Discover more from After School by Casey Lewis
Tinder ROI and YaleGPT
“if a robot could do it..."
Gen Z is being 'home-blocked' from having sex; Gen Z men are asking for refunds when they don’t see an ROI; Taylor Swift's Eras tour is coming to a movie theater near you; and apologies for no weekend newsletter — if I spent another second in front of a screen, my brain was going to spontaneously combust, so I went to the beach, I ate some Mister Softee, I rode the ferry, and I read a book. Will be back with an extra-, extra-long letter this weekend!
THE TABI SWIPER: THE FASHION THIEF TERRORISING NEW YORK, dazed

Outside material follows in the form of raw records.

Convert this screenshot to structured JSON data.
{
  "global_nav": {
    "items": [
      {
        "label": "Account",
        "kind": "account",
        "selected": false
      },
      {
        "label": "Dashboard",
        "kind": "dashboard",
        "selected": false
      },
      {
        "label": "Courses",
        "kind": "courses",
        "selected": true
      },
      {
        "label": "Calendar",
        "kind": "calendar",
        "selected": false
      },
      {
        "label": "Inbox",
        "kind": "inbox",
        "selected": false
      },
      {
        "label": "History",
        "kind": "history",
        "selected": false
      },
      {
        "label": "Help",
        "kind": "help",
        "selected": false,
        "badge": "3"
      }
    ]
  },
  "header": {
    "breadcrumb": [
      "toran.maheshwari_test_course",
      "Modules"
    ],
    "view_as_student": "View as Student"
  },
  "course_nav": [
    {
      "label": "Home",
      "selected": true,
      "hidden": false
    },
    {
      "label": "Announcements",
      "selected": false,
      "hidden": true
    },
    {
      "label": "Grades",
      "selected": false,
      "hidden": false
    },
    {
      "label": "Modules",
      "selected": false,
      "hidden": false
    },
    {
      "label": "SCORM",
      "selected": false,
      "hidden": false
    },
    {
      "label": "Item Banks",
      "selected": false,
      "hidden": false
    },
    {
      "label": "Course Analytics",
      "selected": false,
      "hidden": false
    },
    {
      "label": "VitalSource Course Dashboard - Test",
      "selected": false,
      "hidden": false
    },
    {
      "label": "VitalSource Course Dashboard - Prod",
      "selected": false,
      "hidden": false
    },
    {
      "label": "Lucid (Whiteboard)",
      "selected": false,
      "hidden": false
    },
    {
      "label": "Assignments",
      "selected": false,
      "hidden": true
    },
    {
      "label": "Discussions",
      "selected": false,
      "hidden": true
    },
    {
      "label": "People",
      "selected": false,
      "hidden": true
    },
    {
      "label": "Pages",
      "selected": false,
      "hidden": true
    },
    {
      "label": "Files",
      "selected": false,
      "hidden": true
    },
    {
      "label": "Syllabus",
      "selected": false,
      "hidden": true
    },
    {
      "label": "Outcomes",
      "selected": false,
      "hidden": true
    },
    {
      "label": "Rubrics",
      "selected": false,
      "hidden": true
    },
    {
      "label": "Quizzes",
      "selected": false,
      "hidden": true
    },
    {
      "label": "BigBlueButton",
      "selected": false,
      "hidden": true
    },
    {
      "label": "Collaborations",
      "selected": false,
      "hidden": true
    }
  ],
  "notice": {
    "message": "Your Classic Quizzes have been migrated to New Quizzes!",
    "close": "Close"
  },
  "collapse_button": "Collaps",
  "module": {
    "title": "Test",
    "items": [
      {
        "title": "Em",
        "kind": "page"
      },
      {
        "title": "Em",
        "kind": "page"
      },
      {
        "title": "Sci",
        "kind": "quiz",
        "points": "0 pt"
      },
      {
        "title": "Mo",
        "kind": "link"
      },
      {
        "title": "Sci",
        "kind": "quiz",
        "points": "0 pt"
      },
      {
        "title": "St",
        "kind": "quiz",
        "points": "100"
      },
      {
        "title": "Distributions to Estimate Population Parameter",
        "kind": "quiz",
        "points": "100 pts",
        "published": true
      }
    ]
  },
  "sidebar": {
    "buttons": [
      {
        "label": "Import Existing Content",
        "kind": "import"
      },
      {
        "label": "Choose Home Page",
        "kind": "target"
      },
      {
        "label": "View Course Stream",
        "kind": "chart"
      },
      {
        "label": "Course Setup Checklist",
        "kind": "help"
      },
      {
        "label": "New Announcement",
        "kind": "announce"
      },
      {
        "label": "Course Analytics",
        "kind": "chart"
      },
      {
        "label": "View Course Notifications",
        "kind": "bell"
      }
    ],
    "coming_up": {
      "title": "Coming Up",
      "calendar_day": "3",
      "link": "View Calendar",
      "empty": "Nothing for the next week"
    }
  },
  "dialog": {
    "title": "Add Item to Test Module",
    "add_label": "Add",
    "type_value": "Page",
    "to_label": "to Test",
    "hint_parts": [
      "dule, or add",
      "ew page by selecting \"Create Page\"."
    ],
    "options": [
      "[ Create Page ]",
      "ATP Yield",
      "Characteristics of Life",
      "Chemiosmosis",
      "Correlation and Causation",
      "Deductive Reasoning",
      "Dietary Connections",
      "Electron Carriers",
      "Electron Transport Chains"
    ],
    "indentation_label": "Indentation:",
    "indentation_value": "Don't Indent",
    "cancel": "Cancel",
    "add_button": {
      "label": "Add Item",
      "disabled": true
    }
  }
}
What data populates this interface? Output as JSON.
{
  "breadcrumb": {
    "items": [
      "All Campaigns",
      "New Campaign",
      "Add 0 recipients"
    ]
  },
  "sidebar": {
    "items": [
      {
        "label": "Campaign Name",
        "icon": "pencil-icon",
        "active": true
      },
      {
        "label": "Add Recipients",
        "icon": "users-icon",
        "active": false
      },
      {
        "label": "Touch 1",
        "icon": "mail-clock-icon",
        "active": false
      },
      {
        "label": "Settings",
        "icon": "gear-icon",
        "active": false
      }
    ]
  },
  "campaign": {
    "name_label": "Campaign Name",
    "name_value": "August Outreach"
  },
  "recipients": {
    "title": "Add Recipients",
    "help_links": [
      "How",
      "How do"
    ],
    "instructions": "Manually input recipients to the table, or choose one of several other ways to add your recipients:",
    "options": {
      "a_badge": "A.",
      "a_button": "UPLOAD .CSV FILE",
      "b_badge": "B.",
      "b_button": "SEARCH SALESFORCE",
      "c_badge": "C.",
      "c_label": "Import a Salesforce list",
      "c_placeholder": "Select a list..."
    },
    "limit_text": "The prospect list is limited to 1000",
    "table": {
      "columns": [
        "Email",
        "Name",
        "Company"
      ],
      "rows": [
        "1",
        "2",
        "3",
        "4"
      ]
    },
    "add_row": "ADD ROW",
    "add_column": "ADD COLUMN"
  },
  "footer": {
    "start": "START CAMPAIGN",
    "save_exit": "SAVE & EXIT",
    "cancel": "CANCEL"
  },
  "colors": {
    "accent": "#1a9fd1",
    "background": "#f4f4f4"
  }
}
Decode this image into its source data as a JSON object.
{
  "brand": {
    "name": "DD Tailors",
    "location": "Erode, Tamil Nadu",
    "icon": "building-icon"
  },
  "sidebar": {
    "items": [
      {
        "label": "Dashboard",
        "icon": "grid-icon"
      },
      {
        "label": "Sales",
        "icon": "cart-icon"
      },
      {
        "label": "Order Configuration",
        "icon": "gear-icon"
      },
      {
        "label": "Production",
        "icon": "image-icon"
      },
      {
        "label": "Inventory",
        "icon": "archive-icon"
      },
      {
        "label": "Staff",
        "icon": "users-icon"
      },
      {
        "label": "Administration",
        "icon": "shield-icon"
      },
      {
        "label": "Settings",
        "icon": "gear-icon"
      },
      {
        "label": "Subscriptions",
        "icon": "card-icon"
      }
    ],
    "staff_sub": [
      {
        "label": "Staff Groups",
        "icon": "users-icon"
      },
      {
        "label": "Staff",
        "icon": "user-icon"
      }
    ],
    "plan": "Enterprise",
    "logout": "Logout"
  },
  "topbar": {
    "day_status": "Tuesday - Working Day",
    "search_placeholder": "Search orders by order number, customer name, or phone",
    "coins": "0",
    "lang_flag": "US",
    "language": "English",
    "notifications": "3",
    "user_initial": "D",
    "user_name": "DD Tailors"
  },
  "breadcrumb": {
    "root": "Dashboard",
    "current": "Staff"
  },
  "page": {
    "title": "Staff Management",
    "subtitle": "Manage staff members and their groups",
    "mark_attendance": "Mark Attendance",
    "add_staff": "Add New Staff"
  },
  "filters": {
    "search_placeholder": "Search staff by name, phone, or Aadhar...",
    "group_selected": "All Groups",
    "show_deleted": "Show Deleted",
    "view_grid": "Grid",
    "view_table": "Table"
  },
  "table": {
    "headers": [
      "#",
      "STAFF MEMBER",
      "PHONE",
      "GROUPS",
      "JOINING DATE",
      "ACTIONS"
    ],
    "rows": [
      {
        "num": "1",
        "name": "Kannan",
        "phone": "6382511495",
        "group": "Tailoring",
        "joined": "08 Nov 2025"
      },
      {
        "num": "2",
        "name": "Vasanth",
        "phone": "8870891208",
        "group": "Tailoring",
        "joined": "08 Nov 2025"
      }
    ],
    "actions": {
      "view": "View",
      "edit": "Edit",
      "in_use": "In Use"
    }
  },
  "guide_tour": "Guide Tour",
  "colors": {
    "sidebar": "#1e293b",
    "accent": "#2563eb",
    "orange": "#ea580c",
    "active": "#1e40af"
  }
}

The wildest part about this whole story is not that a Tinder hookup turned into luxury fashion theft after a man stole a pair of shoes from his sneaky link for his girlfriend, but rather that Gen Z is that obsessed with Margiela Tabis.
HER CRINGIEST CHILDHOOD MOMENTS MADE HER A TIKTOK STAR TODAY, nbcnews
Riley Collins, 23, regularly posts screenshot evidence of the many humiliating ways she tried to impress her childhood crushes through social media. Every screenshot she shares is sourced from a public Instagram account she’s been locked out of since 2017. I think we’re going to see more and more people mining their previous digital footprints for social media clout.
I ASKED A MUSIC PSYCHOLOGIST WHY GEN Z LOVES SAD SONGS, esquire
According to Spotify’s data, Gen Z’s top searched term globally is “sad.” Gen Z's preference for sad music is attributed to everything from excessive technology usage to outsized empathy to a desire for reflection (the latter of which is less of a Gen Z-specific thing and more just a rite of passage for adolescents, imo).
Research shows that Gen Z tends to be very reflective. Like everybody, they want a sense of belonging, so listening to music that reflects their mood isn’t going to stop just because it’s summer. It’s probably a habit that’s trending all year amongst that generation.
TIKTOK HAS TRANSFORMED THE CONCERT EXPERIENCE, vox
There’s been a ton of “TikTok has ruined live concerts” takes, but this piece argues that while social media has certainly changed how we experience live music, it’s not necessarily bad or worse. “If it’s a good moment, it’s gonna feel exciting no matter what,” said Liz, a 22-year-old BTS fan from Los Angeles who traveled to multiple cities across the US and Canada to see BTS rapper Min Yoon-gi and still livestreamed most of the concerts she didn’t get to see in person. “Yes, knowing that a song is coming is one thing, but experiencing it live is still magical. Plus the stage mix always hits different, and live vocals are fire.” And after all, she said, “You go because live music is good.”
AN UNEXPECTED HOTBED OF Y.A. AUTHORS: UTAH, nyt
Latter-day Saints are some of the most enthusiastic readers of Y.A. fiction in the country — and many become fiction writers themselves — but there’s an emerging incompatibility between LDS writers and mainstream Y.A. readers, many of whom are interested in more progressive storylines.
Every author said that a key reason Latter-day Saints tend to write for teenagers and children is a church-encouraged distaste for explicit material that can be found in adult fiction. They prefer to write books that are “clean” — the church’s term for content that doesn’t contain graphic sex or violence. It’s one reason Mr. Mull sticks to middle-grade, he said: “I’m like a little kid that way. I like an old-timey classic adventure story.”
HOW ONE ELITE UNIVERSITY IS APPROACHING CHATGPT THIS SCHOOL YEAR, mit
Yale is embracing ChatGPT and generative AI in education instead of banning it. Says associate provost Jenny Frederick, “If a robot could do it adequately, do I need to rethink what I’m asking my students to learn, or raise the bar on why it is important to know this?”
MOST AMERICANS WORRY THAT SOCIAL SECURITY WILL BE DRAINED IN THEIR LIFETIME. AND GEN Z THINKS THEY’LL NEVER SEE THEIR INVESTMENT, fortune
45% of Gen Zers and 39% of millennials don’t think they’ll “get a dime” of the Social Security benefits they’ve earned. Instead, these young generations believe they’ll be saddled with continuing to find gigs into their older age, with a majority of the two younger generations (76%) believing they’ll work into retirement because of the lack of funds that Social Security will be able to provide.
One last thought: